While the skin needs sunlight to help manufacture vitamin D, important for normal bone health, overexposure to UV light can be detrimental by damaging and killing skin cells. The National Council on Skin Cancer Prevention recommends obtaining vitamin D through food and supplements.
The National Council on Skin Cancer Prevention urges the public to understand the risks of UV exposure, and encourages them to protect themselves from the sun and reduce their risk of cancer.
Protecting yourself from the UV rays:
- Do Not Burn or Tan
- Avoid intentional tanning.
- Seek Shade.
- When sun’s rays are the strongest between the hours of 10AM and 4PM.
- Wear Protective Clothing.
- Long-sleeved shirts and pants.
- A wide-brimmed hat, and UV-blocking sunglasses.
- Generously Apply Sunscreen
- Use a Broad Spectrum sunscreen with a Sun Protection Factor (SPF) of 30 or higher for protection from ultraviolet A (UVA) and ultraviolet B (UVB) rays, which contribute to premature aging, sunburn and skin cancer.
- Apply 15 minutes before going outdoors and reapply every two hours or after swimming, sweating, or toweling off.
- Use Extra Caution Near Water and Sand
- These surfaces reflect the damaging rays of the sun, which can increase your chance of sunburn.
For more information on how to protect yourself from skin cancer and how to spread the word, visit the National Council’s site at www.SkinCancerPrevention.org. The National Council on Skin Cancer Prevention is the united voice of more than 45 organizations, associations and agencies dedicated to prevent skin cancer through education, advocacy, and raising awareness.

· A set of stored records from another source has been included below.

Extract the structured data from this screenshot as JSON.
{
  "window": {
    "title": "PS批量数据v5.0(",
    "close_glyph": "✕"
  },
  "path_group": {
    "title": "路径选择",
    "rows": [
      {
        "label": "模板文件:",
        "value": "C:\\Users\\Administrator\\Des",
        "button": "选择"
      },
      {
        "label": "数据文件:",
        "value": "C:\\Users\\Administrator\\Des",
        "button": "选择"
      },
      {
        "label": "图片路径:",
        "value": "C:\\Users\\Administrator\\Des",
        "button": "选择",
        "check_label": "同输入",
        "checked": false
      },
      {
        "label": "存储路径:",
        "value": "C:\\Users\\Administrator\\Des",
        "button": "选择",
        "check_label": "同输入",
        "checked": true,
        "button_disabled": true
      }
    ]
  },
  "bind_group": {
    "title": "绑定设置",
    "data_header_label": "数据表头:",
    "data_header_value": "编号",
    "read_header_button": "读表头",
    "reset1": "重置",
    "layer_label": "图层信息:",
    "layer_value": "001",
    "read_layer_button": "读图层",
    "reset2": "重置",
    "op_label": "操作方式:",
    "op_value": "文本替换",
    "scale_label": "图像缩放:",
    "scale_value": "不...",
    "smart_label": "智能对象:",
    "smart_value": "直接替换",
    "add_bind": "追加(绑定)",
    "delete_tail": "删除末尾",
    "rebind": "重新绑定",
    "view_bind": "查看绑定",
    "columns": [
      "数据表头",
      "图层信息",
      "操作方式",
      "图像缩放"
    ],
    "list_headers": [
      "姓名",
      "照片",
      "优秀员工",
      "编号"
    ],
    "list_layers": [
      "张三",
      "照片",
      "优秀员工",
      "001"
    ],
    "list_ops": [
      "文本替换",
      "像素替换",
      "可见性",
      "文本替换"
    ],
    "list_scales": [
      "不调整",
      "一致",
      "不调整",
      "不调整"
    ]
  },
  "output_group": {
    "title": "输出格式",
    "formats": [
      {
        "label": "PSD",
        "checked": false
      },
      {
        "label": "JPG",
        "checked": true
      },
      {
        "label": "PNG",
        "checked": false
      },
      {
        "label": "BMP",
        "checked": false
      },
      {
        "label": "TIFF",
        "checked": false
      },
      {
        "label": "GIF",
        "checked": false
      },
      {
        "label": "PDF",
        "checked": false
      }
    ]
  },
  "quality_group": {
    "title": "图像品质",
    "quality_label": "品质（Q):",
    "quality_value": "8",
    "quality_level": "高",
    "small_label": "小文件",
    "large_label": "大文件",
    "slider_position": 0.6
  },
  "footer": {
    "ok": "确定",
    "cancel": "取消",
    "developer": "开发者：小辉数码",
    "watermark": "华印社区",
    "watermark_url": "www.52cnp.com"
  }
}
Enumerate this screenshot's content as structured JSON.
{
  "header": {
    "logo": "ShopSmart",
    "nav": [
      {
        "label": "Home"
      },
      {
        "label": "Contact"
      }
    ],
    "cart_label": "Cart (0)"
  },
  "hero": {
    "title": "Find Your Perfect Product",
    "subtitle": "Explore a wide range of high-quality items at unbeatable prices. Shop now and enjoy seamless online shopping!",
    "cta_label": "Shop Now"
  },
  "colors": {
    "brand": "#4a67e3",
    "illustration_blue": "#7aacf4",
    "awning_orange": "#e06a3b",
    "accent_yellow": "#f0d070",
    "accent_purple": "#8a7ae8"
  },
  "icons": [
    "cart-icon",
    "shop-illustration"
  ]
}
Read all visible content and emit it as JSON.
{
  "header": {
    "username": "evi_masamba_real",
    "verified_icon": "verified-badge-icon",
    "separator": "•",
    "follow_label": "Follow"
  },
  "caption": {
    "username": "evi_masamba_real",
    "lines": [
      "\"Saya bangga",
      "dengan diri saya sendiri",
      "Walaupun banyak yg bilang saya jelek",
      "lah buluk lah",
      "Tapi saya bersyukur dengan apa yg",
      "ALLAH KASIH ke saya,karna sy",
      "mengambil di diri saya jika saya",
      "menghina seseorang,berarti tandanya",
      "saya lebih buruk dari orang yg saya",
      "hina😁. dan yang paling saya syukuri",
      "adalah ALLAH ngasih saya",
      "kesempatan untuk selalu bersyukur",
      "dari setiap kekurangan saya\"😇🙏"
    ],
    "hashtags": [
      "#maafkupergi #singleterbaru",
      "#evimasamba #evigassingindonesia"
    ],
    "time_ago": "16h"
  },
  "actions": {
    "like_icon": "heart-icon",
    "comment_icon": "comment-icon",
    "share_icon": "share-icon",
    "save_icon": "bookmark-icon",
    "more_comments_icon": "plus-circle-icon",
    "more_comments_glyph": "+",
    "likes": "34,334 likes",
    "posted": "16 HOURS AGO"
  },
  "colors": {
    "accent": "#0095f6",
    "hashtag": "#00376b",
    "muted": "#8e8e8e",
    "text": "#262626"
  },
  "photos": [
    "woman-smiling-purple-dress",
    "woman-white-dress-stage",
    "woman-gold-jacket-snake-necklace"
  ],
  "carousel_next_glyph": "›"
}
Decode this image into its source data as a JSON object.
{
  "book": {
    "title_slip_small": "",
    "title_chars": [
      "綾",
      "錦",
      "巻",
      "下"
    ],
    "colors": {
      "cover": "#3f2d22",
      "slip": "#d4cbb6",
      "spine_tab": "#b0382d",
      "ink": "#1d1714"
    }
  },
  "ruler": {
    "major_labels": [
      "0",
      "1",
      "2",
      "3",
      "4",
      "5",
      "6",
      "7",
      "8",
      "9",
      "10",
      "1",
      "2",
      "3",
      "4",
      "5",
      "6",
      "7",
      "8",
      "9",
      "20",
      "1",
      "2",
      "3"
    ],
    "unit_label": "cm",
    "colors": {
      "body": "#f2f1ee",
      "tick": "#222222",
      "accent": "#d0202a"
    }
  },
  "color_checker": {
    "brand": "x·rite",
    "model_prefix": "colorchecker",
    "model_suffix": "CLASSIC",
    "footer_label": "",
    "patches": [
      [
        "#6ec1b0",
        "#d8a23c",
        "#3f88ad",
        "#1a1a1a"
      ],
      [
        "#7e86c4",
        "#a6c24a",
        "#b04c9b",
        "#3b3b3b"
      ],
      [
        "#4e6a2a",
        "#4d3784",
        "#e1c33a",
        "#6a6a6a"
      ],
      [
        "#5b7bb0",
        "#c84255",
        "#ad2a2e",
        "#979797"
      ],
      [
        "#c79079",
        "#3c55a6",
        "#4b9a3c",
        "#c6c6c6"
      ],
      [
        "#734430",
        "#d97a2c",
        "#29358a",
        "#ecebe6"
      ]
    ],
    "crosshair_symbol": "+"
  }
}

National Council members represent the nation’s premiere physicians, researchers, clinicians and advocates for skin cancer prevention.